If I had to put money down on which Brewer I think will outperform the other, I'd put my money on Ronnie Brewer. He has a better supporting cast and could be in line for more minutes, and that extra season of experience combined with the brimming confidence will go a long way toward helping him make a name for himself in just his second season as an NBA vet. Make sure to take note of the fact that points, rebounds, and 3-pointers are not the only stats in fantasy basketball. They are actually some of the easiest stats to find. Percentages, assists, steals, blocks, and low turnover numbers can be just as integral to your fantasy championship as any of those other stand-out numbers, and can be a bit less consistent with a number of studs in the game. Either of my projections could very well be off, but in my estimates, but each projection is what I consider to be that player's floor (so I might just be aiming slightly too low). Don't quote me on their numbers (or other stats) totals unless I'm right, either. But hey, I don't think you'd be too upset if both players out-performed my projections, would you?
Other Popular Under-valued Players to Target ::
Mike Conley, Jr. :: PG/SG, Memphis Grizzlies
Damon Stoudamire is not the answer at the point, and this team drafted Conley to be their guy of the future. The future could be this season, and MC Jr. has already put up a double-double of points and assists. Expect very fantasy-friendly production the moment he assumes the starter's position.
Acie Law IV :: PG/SG, Atlanta Hawks
As with Stoudamire and the Grizzlies, Speedy Claxton just will not cut it as the Hawks' point guard. Law was a terrific scorer and solid passer in college, so it's more a matter if 'when' than it is 'if'. Expect Law to take over the role of starting point guard shortly after iminent injury(s) to the very frail Claxton.
Mo Williams :: PG, Milwaukee Bucks
Mo busted out last season, his first as the starting point guard for the Bucks. I had been anticipating T.J. Ford's departure ever since I saw what Williams could do, and drafted him when the starting job was all his. I was pleasantly rewarded (but not surprised), and he still has room for improvement.
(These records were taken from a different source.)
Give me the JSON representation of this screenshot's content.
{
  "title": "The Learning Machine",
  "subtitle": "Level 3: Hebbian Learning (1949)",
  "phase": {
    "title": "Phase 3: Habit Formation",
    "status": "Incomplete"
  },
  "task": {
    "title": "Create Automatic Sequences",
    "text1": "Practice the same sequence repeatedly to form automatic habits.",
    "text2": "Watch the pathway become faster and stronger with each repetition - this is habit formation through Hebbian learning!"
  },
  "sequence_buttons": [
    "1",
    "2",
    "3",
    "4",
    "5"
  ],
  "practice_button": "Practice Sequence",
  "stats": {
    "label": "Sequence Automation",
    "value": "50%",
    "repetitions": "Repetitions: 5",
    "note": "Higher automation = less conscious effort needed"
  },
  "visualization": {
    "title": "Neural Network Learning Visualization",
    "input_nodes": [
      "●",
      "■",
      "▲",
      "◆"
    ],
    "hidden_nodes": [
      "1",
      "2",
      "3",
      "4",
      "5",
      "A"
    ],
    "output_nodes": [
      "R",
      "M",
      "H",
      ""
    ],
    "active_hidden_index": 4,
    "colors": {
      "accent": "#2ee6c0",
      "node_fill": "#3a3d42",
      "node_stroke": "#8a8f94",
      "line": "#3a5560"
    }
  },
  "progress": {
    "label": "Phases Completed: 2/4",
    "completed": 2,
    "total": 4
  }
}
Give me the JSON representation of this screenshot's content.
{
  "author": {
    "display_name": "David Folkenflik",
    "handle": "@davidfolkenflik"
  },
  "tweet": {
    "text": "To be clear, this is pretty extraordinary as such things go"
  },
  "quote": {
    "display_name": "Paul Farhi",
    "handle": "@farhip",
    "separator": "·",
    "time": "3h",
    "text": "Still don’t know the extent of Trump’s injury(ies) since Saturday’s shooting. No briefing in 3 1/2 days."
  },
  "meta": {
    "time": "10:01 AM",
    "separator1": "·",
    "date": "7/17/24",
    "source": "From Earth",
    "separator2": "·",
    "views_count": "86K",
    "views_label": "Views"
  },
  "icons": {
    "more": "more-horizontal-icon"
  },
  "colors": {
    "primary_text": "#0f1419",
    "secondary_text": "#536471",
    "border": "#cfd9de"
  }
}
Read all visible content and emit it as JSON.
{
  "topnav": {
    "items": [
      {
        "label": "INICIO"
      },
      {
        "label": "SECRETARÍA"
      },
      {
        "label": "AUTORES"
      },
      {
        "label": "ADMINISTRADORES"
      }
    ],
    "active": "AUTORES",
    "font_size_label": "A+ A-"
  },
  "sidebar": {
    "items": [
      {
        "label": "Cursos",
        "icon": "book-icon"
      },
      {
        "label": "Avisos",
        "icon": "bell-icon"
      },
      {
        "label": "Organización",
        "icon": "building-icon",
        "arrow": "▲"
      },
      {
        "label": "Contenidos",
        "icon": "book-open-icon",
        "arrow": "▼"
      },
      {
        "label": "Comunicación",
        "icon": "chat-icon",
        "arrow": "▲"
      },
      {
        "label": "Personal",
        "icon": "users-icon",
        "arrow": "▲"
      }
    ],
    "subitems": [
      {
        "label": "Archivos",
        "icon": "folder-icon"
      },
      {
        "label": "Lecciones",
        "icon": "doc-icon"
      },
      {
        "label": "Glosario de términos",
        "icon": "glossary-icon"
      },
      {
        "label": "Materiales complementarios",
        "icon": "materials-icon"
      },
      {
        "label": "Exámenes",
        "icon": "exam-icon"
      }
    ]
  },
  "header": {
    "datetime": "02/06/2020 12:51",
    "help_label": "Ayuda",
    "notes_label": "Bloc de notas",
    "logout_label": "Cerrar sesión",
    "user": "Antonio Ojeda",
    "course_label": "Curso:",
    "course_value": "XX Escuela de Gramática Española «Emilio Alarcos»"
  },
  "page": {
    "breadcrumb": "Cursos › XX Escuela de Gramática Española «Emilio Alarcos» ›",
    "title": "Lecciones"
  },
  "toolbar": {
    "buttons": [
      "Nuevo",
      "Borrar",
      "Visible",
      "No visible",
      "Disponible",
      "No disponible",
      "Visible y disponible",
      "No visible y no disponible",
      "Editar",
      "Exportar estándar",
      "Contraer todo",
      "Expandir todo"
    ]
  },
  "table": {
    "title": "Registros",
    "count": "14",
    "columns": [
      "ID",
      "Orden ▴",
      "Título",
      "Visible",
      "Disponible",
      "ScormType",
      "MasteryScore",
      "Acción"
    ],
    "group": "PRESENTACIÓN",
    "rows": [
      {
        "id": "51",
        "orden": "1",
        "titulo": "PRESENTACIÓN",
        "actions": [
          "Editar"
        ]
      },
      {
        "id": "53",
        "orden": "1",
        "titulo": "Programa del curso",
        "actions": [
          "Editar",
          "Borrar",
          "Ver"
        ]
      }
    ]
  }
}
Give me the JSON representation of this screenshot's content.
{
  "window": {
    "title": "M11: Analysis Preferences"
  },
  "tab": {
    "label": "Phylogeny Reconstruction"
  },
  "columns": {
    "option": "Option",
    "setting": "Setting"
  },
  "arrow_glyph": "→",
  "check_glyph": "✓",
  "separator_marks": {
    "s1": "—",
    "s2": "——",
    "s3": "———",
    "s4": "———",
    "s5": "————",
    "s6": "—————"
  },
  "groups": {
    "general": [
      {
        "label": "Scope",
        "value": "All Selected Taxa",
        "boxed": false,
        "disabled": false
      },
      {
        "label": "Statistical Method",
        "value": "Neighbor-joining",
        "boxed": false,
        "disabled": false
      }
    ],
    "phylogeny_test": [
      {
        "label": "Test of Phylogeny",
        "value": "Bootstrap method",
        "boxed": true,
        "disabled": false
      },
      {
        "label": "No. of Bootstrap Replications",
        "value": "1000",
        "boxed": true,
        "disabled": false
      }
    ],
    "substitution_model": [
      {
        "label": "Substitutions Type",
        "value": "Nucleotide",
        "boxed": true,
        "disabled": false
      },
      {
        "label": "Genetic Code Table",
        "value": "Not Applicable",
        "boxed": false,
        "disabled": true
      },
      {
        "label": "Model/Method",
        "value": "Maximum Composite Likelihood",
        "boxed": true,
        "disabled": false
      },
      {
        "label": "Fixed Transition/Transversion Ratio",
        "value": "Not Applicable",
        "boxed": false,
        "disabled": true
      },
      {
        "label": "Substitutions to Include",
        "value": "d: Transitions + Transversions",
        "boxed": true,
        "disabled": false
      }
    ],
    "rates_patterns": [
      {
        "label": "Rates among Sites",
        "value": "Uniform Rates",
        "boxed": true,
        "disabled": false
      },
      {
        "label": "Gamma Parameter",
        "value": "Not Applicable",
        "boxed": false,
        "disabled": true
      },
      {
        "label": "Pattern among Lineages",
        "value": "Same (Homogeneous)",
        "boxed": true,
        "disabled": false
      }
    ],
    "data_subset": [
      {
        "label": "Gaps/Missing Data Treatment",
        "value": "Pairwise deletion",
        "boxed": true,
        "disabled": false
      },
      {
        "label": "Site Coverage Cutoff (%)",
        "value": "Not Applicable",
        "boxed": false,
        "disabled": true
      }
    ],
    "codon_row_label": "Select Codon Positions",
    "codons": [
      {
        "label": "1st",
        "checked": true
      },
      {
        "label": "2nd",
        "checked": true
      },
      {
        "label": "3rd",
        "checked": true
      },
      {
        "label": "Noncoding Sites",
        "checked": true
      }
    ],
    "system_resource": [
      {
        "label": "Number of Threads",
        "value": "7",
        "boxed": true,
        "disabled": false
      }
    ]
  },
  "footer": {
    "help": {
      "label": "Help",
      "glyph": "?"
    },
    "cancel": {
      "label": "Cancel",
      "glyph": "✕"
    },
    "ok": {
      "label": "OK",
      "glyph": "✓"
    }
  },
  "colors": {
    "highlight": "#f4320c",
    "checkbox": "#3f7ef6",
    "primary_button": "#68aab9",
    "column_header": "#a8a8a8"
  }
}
Corey Maggette :: SG/SF, Los Angeles Clippers
Maggette might not be hugely under-valued, but most sites have him listed about a round too late. This under-rated scorer will be the go-to man in the Elton Brand-less Clippers offense. I see 20 points, 6 rebounds as a definite possibility, and his proven skills will provide huge returns in the coming season.
Danny Granger :: SF/PF, Indiana Pacers
Sticking with the theme of the lesser-appreciated stat categories, Granger will be a good source of them this season. Expect improvement across the board as the Pacers' new offense is looking sharp already. Granger can hit 3's and score as well, so his contributions could be invaluable.
LaMarcus Aldridge :: PF/C, Portland Trail Blazers
LMA was huge in the second half of last season, posting monster points and rebounds totals. Oden might have cut into his production, but with the rookie sitting it out for the season, it's Aldridge's and Roy's team this year. Expect significant big-man-type numbers (FG%, points, rebounds, blocks) from the 2nd-year vet.
Tyson Chandler :: C, New Orleans Hornets
Chandler was also a monster in the second half last year, with much of the same as Aldridge. Big points, rebounds, and blocks totals. After playing well during the summer, his confidence is at an all-time high. Expect further improvement as one of the center-pieces of this young offense.
Marco Belinelli :: PG/SG, Golden State Warriors
Oh man, I could write a page about this kid. At only 21-years-old, Don Nelson is already gushing with praise for Belinelli. The only problem is, that team is loaded with guards. If he can rack up minutes as the back-up point or shooting guard, expect huge totals in 3's and steals with some assists and points to boot.
Al Horford :: PF/C, Atlanta Hawks
Another one of the rookies from Florida, he is expected to make immediate impacts for Atlanta as a big presence in the post. He likely won't start right away, but doesn't face the heaviest competition (Zaza Pachulia) and has already been a force in the post this preseason. He would be hard-pressed not to be starting by season's end.